Former No 10 Downing Street chief of staff and architect of the Northern Ireland peace deal Jonathan Powell has warned the wall of international sanctions erected in response to Vladimir Putin's war in Ukraine won't bring the conflict to a halt.
The track record of similar financial measures to ensure that countries were forced out of trade and markets was not encouraging, said Mr Powell, who worked alongside Tony Blair during the years of the Iraq war, which came after more than a decade of sanctions.
"I'm not convinced that sanctions do what we think they do, I'm not sure they ever have done what we thought and I not sure the Russia sanctions will make much impression on Putin at all," he told a meeting in London on Wednesday. "They make us feel a bit better about things and make life worse for the Russian people.
"In Iraq they made life worse for the Iraqi people and those near Saddam found a way around it."
European and US policymakers have imposed sanctions on hundreds of prominent Russians and sought to seize assets including trophy yachts and landmark properties. The EU is seeking agreement from its member states for an embargo on Russian oil, though it continues to be dependent on Russian gas.
Europe imported 3.8 million barrels a day from Russia before the war. Energy is the main pillar of the Kremlin's budget. The Russian government could rely on an average of 43 per cent of its revenue from oil and natural gas between 2011 and 2020.
Europe is the biggest purchaser of Russian crude, receiving 138 million tonnes in 2020 out of Russia's total exports of 260 million tonnes. Put another way, a quarter of European needs is sourced from Russia.
Moscow has claimed that US sanctions freezing its currency reserves held abroad means it can't pay outstanding foreign debt. Russia argues it wasn't to blame for any default, the first on foreign debt since the 1917 Bolshevik Revolution.
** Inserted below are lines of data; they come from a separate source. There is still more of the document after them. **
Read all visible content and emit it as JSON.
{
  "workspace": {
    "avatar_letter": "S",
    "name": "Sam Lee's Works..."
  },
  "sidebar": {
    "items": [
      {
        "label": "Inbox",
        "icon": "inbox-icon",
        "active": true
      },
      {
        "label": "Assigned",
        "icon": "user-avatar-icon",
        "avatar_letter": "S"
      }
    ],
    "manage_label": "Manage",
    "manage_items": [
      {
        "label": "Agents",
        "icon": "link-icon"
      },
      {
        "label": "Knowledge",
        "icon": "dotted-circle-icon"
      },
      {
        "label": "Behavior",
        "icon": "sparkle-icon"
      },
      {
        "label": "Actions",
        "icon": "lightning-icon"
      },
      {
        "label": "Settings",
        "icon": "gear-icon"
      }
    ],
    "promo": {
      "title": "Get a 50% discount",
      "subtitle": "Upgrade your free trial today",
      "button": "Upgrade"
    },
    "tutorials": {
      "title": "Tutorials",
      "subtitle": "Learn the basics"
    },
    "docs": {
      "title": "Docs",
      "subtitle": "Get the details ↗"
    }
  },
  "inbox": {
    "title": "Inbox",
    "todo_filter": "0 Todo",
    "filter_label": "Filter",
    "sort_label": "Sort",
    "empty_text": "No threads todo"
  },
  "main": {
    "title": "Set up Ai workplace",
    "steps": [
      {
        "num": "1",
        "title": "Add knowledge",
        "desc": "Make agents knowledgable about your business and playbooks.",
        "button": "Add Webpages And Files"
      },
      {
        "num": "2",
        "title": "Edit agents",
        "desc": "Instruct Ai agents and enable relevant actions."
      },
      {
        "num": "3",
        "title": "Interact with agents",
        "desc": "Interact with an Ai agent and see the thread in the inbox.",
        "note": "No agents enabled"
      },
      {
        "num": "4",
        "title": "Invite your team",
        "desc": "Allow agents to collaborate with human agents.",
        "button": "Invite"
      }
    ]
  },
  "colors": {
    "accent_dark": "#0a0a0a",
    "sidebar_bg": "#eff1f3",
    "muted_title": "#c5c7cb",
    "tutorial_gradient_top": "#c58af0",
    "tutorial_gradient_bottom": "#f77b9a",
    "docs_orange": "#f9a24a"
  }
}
As the far-reaching Western sanctions bit against Russian banks and other institutions, the rouble plummeted forcing the Russian Central Bank to rush to shore it up. President Putin signed a decree restricting foreign currency.
In the aftermath of the invasion on February 24, the Russian currency was trading as low as 120 roubles to the euro, which represented a depreciation of 35 per cent from its highs. It reached a turning point on March 7 and has since staged a dramatic recovery. This week it traded at 77 roubles to the euro, the highest level in two years.
A move by Moscow to force European states to pay for gas imports in roubles has actually driven up demand for the currency, highlighting one flaw in the EU strategy, analysts say. "One of the main drivers of the rouble's appreciation is Vladimir Putin's strategy of requiring some buyers of Russian natural gas to pay their gas bills in roubles," said a report circulated this week from Charles-Henry Monchau, chief investment officer of Banque Syz.
"Natural gas contracts are usually written in euros or dollars, and the countries that buy this gas — the EU, the United States, Canada, etc — have few reserves," it said. "Forcing these countries to pay in Russian currency will result in rouble purchases in large quantities."